**Task input:**
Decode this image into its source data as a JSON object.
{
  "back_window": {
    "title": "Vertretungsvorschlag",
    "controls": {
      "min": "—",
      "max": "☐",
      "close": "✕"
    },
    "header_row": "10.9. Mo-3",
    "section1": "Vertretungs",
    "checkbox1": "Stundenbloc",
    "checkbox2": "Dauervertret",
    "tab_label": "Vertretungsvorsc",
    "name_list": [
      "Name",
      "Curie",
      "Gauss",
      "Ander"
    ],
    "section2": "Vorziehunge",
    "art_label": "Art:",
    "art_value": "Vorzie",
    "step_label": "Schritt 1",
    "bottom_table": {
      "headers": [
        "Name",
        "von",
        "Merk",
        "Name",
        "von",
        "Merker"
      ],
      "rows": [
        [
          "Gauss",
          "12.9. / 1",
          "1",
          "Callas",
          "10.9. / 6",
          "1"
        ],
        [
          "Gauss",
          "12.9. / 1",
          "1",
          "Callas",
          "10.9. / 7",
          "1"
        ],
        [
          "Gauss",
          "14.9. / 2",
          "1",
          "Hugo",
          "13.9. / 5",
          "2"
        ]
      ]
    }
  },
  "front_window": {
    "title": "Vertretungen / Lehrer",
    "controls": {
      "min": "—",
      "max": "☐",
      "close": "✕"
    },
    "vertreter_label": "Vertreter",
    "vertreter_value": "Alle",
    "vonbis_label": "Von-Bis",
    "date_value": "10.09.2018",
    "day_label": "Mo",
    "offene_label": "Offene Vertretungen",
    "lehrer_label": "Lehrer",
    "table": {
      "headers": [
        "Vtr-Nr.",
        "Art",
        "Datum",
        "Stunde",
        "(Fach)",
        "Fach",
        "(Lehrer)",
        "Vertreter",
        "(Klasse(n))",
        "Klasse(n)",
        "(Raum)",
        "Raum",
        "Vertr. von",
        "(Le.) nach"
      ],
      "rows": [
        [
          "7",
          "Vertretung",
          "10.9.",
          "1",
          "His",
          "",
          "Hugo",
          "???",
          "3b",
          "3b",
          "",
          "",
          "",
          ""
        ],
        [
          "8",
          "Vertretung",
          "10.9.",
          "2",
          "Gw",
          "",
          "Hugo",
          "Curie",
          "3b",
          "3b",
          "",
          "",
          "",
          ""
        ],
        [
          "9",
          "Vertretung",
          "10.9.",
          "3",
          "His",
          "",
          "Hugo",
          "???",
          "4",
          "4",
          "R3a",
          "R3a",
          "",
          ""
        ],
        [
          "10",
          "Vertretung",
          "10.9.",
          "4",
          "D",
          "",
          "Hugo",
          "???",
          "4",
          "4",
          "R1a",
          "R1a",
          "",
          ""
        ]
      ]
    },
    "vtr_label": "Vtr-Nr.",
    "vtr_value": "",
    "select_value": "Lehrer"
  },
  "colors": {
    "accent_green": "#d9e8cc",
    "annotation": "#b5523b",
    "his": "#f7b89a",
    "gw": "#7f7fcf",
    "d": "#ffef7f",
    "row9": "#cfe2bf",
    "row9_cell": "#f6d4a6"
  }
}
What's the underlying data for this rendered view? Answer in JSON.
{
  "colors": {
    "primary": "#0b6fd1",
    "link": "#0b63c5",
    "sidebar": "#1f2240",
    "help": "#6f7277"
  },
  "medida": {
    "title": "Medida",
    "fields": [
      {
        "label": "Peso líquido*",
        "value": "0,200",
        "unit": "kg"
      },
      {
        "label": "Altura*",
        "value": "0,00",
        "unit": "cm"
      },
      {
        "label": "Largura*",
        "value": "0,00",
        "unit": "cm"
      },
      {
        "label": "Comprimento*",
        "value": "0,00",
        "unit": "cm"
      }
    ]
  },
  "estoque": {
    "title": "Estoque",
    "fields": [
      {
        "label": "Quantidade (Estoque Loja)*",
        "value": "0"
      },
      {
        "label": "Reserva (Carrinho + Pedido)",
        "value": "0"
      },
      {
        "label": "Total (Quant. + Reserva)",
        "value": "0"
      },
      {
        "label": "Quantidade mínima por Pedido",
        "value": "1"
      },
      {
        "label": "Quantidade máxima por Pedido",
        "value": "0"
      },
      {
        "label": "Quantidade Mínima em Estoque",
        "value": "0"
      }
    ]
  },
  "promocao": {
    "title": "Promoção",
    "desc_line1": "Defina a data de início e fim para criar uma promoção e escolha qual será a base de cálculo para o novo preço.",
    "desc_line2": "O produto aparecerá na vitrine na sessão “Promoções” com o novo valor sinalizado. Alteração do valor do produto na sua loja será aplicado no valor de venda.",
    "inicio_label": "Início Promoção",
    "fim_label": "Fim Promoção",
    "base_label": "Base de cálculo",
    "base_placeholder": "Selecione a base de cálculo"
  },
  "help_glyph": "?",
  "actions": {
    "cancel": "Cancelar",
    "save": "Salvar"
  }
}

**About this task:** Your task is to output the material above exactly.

**Result below:**
Decode this image into its source data as a JSON object.
{
  "back_window": {
    "title": "Vertretungsvorschlag",
    "controls": {
      "min": "—",
      "max": "☐",
      "close": "✕"
    },
    "header_row": "10.9. Mo-3",
    "section1": "Vertretungs",
    "checkbox1": "Stundenbloc",
    "checkbox2": "Dauervertret",
    "tab_label": "Vertretungsvorsc",
    "name_list": [
      "Name",
      "Curie",
      "Gauss",
      "Ander"
    ],
    "section2": "Vorziehunge",
    "art_label": "Art:",
    "art_value": "Vorzie",
    "step_label": "Schritt 1",
    "bottom_table": {
      "headers": [
        "Name",
        "von",
        "Merk",
        "Name",
        "von",
        "Merker"
      ],
      "rows": [
        [
          "Gauss",
          "12.9. / 1",
          "1",
          "Callas",
          "10.9. / 6",
          "1"
        ],
        [
          "Gauss",
          "12.9. / 1",
          "1",
          "Callas",
          "10.9. / 7",
          "1"
        ],
        [
          "Gauss",
          "14.9. / 2",
          "1",
          "Hugo",
          "13.9. / 5",
          "2"
        ]
      ]
    }
  },
  "front_window": {
    "title": "Vertretungen / Lehrer",
    "controls": {
      "min": "—",
      "max": "☐",
      "close": "✕"
    },
    "vertreter_label": "Vertreter",
    "vertreter_value": "Alle",
    "vonbis_label": "Von-Bis",
    "date_value": "10.09.2018",
    "day_label": "Mo",
    "offene_label": "Offene Vertretungen",
    "lehrer_label": "Lehrer",
    "table": {
      "headers": [
        "Vtr-Nr.",
        "Art",
        "Datum",
        "Stunde",
        "(Fach)",
        "Fach",
        "(Lehrer)",
        "Vertreter",
        "(Klasse(n))",
        "Klasse(n)",
        "(Raum)",
        "Raum",
        "Vertr. von",
        "(Le.) nach"
      ],
      "rows": [
        [
          "7",
          "Vertretung",
          "10.9.",
          "1",
          "His",
          "",
          "Hugo",
          "???",
          "3b",
          "3b",
          "",
          "",
          "",
          ""
        ],
        [
          "8",
          "Vertretung",
          "10.9.",
          "2",
          "Gw",
          "",
          "Hugo",
          "Curie",
          "3b",
          "3b",
          "",
          "",
          "",
          ""
        ],
        [
          "9",
          "Vertretung",
          "10.9.",
          "3",
          "His",
          "",
          "Hugo",
          "???",
          "4",
          "4",
          "R3a",
          "R3a",
          "",
          ""
        ],
        [
          "10",
          "Vertretung",
          "10.9.",
          "4",
          "D",
          "",
          "Hugo",
          "???",
          "4",
          "4",
          "R1a",
          "R1a",
          "",
          ""
        ]
      ]
    },
    "vtr_label": "Vtr-Nr.",
    "vtr_value": "",
    "select_value": "Lehrer"
  },
  "colors": {
    "accent_green": "#d9e8cc",
    "annotation": "#b5523b",
    "his": "#f7b89a",
    "gw": "#7f7fcf",
    "d": "#ffef7f",
    "row9": "#cfe2bf",
    "row9_cell": "#f6d4a6"
  }
}
What's the underlying data for this rendered view? Answer in JSON.
{
  "colors": {
    "primary": "#0b6fd1",
    "link": "#0b63c5",
    "sidebar": "#1f2240",
    "help": "#6f7277"
  },
  "medida": {
    "title": "Medida",
    "fields": [
      {
        "label": "Peso líquido*",
        "value": "0,200",
        "unit": "kg"
      },
      {
        "label": "Altura*",
        "value": "0,00",
        "unit": "cm"
      },
      {
        "label": "Largura*",
        "value": "0,00",
        "unit": "cm"
      },
      {
        "label": "Comprimento*",
        "value": "0,00",
        "unit": "cm"
      }
    ]
  },
  "estoque": {
    "title": "Estoque",
    "fields": [
      {
        "label": "Quantidade (Estoque Loja)*",
        "value": "0"
      },
      {
        "label": "Reserva (Carrinho + Pedido)",
        "value": "0"
      },
      {
        "label": "Total (Quant. + Reserva)",
        "value": "0"
      },
      {
        "label": "Quantidade mínima por Pedido",
        "value": "1"
      },
      {
        "label": "Quantidade máxima por Pedido",
        "value": "0"
      },
      {
        "label": "Quantidade Mínima em Estoque",
        "value": "0"
      }
    ]
  },
  "promocao": {
    "title": "Promoção",
    "desc_line1": "Defina a data de início e fim para criar uma promoção e escolha qual será a base de cálculo para o novo preço.",
    "desc_line2": "O produto aparecerá na vitrine na sessão “Promoções” com o novo valor sinalizado. Alteração do valor do produto na sua loja será aplicado no valor de venda.",
    "inicio_label": "Início Promoção",
    "fim_label": "Fim Promoção",
    "base_label": "Base de cálculo",
    "base_placeholder": "Selecione a base de cálculo"
  },
  "help_glyph": "?",
  "actions": {
    "cancel": "Cancelar",
    "save": "Salvar"
  }
}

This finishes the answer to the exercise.